Six months after Hurricane Maria, blue tarps still cover homes and buildings across Puerto Rico and the US Virgin Islands. The number of people who lack power can be counted in the hundreds of thousands.
"The suffering continues on the islands and our fellow citizens need help," said Eric LeCompte, Executive Director of the religious development group Jubilee USA. "It's important that Congress voted for relief aid for the islands. Now we need Congress to increase the aid so that the islands can rebuild to withstand the next storms."
Efforts made by the interfaith group, Jubilee USA Network, moved Congress to pass more than billion in recovery funds and secure "better building" provisions to strengthen infrastructure on the islands. Moody's rating agency estimates that Puerto Rico needs more than billion in funds. In Puerto Rico, the majority of applications for FEMA claims are denied.
"Relief monies need to be expedited for Puerto Rico and the US Virgin Islands," stated LeCompte. "The situation is desperate and too many hurricane victims are still waiting for relief."
Because if we can't trust the usual gang of idiots to do anything, we're going to have to learn to aid each other!
Indy groups got the medical boat together to go to Palestine, so why can't Greenpeace or the more militant Sea Shepard group ought to be able to spearhead something like this.
What are the pros and cons?

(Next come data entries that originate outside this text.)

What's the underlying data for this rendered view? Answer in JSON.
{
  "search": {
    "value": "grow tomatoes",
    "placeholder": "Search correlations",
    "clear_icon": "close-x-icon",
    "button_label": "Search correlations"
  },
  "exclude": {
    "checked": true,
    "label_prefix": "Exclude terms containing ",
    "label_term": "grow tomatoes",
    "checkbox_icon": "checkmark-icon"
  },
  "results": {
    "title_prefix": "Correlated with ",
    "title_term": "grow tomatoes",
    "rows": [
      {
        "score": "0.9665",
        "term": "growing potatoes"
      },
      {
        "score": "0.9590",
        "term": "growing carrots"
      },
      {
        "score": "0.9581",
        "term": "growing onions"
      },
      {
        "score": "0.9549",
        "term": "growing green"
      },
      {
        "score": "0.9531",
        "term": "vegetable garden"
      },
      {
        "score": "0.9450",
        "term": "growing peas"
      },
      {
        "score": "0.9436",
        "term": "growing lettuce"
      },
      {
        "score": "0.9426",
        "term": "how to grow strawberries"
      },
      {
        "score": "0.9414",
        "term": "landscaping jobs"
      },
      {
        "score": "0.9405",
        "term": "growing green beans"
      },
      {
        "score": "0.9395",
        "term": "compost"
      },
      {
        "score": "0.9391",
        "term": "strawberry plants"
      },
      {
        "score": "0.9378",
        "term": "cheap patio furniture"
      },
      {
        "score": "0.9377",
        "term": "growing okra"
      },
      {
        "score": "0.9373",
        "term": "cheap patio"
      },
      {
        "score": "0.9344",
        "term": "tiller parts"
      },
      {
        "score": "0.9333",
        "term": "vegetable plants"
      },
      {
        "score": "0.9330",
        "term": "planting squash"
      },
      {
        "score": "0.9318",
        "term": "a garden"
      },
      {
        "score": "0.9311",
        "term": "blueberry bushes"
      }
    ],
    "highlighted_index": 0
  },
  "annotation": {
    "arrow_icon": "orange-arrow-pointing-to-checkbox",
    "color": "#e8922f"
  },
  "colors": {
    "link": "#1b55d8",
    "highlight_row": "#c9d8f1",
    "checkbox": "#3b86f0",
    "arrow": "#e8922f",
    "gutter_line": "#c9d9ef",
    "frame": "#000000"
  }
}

On this and every other situation where the government is not acting accountable, I think it's high time that people informally stepped in and stepped-up their solidarity.
My brother lives in the mountain town of Aibonito, and his house was rendered unliveable by Hurricane Maria. His home and his community are almost completely rebuilt. The delay was caused by the lack of skilled craftsmen in PR.
PS. If your home is destroyed in a flood or hurricane or fire, don't expect help from FEMA. They have my brother a little over ,000 to rebuild his home. That did not go very far as you can imagine.